Although you specifically ask for novels, I would also recommend that you take a look at a few actor/actress biographies if you want a "real" look at what goes on behind the scenes in the film industry. Some of the stuff is really shocking and eye-opening. If you purely want something fictional about the glitz and glamour of Hollywood, then you shouldn't have any trouble tracking interesting stuff as it is practically a genre on its own. My favorites are;

American Dream Machine (2014). This novel is by Matthew Specktor, who is not only a novelist but also a screenwriter, so he knows a thing or two about Hollywood. Hid dad is also a talent agent for the top agency in film, Creative Artists Agency. With clients like Sandra Bullock, George Clooney, Daniel Craig, Tom Cruise, Robert De Niro, Johnny Depp, and Robert Downey Jr., this agency is pretty unbeatable in the business. In this book, Matthew writes about two talent agents who start from nothing and go on to practically shape the industry before going to war with each other.

Get Shorty (1990). This novel is by Elmore Leonard, although most people only know the 1995 movie or the recent television series based on it. If you've watched either of those, there's not much more to say about Get Shorty apart from the fact that it is hilarious. If you have not watched the film or series, then you'll still love the book.
If you want to read books from different cultural perspectives, it would make sense to seek out foreign authors. In case you need somewhere to get started, here are what I suggest:

1. The White Tiger (Aravind Adiga - 2008). Aravind Adiga is an Indian author and The White Tiger is his debut novel. The premise of the book focuses around a man named Balram Halwai who manages to escape a life of poverty in India. As a very successful businessman he explains how he went from being a servant as a young boy to the "entrepreneur" that he as become. If you have ever been curious about the social castes in India, then this critical analysis by Adiga will be an eye-opener.

2. Mornings In Jenin (Susan Abulhawa - 2006) Mornings in Jenin is something that you don't see very often, a book about Palestine that is set after 1948. Fear and poverty play large roles in this book, not surprising considering the setting, but the author also manages to weave a captivating tale throughout. This story is set in a world that I think very few of us can truly imagine and while it can be hard to read depending on your political stance, I think it is a very powerful and very thought provoking story that deserves to be read.

3. One Day in the Life of Ivan Denisovich ( Aleksandr Solzhenitsyn 1963) This is an old book, but a very good one. What makes it unique is that the entire novel takes place in just a single day and the protagonist is just an ordinary person. So far that doesn't sound all that interesting, but it is the setting that makes all the difference.

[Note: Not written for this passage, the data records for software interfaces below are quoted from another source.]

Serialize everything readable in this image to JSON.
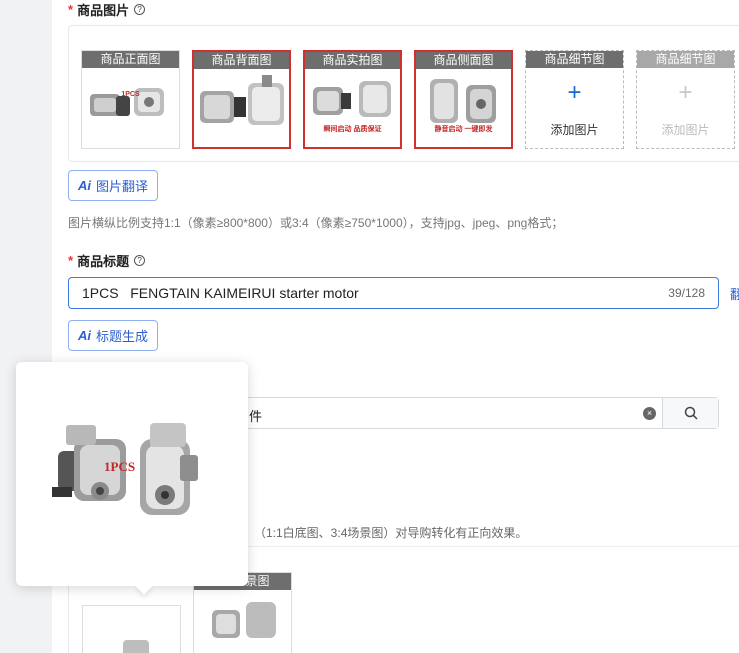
{
  "section_images": {
    "title": "商品图片",
    "help": "?",
    "slots": [
      {
        "caption": "商品正面图",
        "tag": "1PCS"
      },
      {
        "caption": "商品背面图",
        "tag": ""
      },
      {
        "caption": "商品实拍图",
        "tag": "瞬间启动    品质保证"
      },
      {
        "caption": "商品侧面图",
        "tag": "静音启动    一键即发"
      },
      {
        "caption": "商品细节图",
        "add_label": "添加图片"
      },
      {
        "caption": "商品细节图",
        "add_label": "添加图片"
      }
    ],
    "translate_button": "图片翻译",
    "ai_mark": "Ai",
    "hint": "图片横纵比例支持1:1（像素≥800*800）或3:4（像素≥750*1000），支持jpg、jpeg、png格式；"
  },
  "section_title": {
    "title": "商品标题",
    "help": "?",
    "value": "1PCS   FENGTAIN KAIMEIRUI starter motor",
    "count": "39/128",
    "side_link": "翻",
    "generate_button": "标题生成",
    "ai_mark": "Ai"
  },
  "category_search": {
    "value": "件",
    "clear_icon": "×"
  },
  "white_bg_hint": "（1:1白底图、3:4场景图）对导购转化有正向效果。",
  "bottom_slots": {
    "second_caption": "景图"
  },
  "popover": {
    "tag": "1PCS"
  },
  "colors": {
    "accent": "#3f7ae0",
    "required": "#e33333",
    "caption_bg": "#6e6e6e",
    "highlight_border": "#d32f2f"
  }
}
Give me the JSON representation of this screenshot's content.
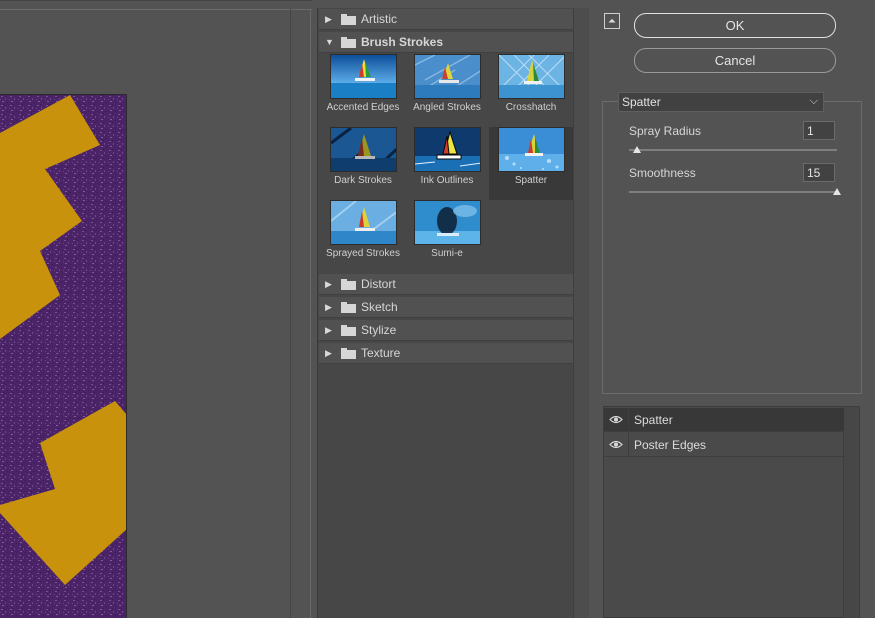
{
  "gallery": {
    "categories_top": [
      {
        "label": "Artistic",
        "open": false
      },
      {
        "label": "Brush Strokes",
        "open": true
      }
    ],
    "thumbnails": [
      {
        "label": "Accented Edges",
        "selected": false
      },
      {
        "label": "Angled Strokes",
        "selected": false
      },
      {
        "label": "Crosshatch",
        "selected": false
      },
      {
        "label": "Dark Strokes",
        "selected": false
      },
      {
        "label": "Ink Outlines",
        "selected": false
      },
      {
        "label": "Spatter",
        "selected": true
      },
      {
        "label": "Sprayed Strokes",
        "selected": false
      },
      {
        "label": "Sumi-e",
        "selected": false
      }
    ],
    "categories_bottom": [
      {
        "label": "Distort"
      },
      {
        "label": "Sketch"
      },
      {
        "label": "Stylize"
      },
      {
        "label": "Texture"
      }
    ]
  },
  "buttons": {
    "ok": "OK",
    "cancel": "Cancel"
  },
  "settings": {
    "filter": "Spatter",
    "params": [
      {
        "label": "Spray Radius",
        "value": "1",
        "min": 0,
        "max": 25,
        "level": 1
      },
      {
        "label": "Smoothness",
        "value": "15",
        "min": 1,
        "max": 15,
        "level": 15
      }
    ]
  },
  "layers": [
    {
      "name": "Spatter",
      "active": true
    },
    {
      "name": "Poster Edges",
      "active": false
    }
  ],
  "colors": {
    "background": "#535353",
    "canvas_purple": "#4a2467",
    "canvas_gold": "#c8920c"
  }
}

You see, the book takes place in the 1950s and the protagonist, Ivan, is a prisoner in a Soviet labor camp. The conditions are harrowing and the primary focus of all the prisoners is simply that of survival. Chillingly, the author had firsthand experience in the Gulag system after criticizing Stalin.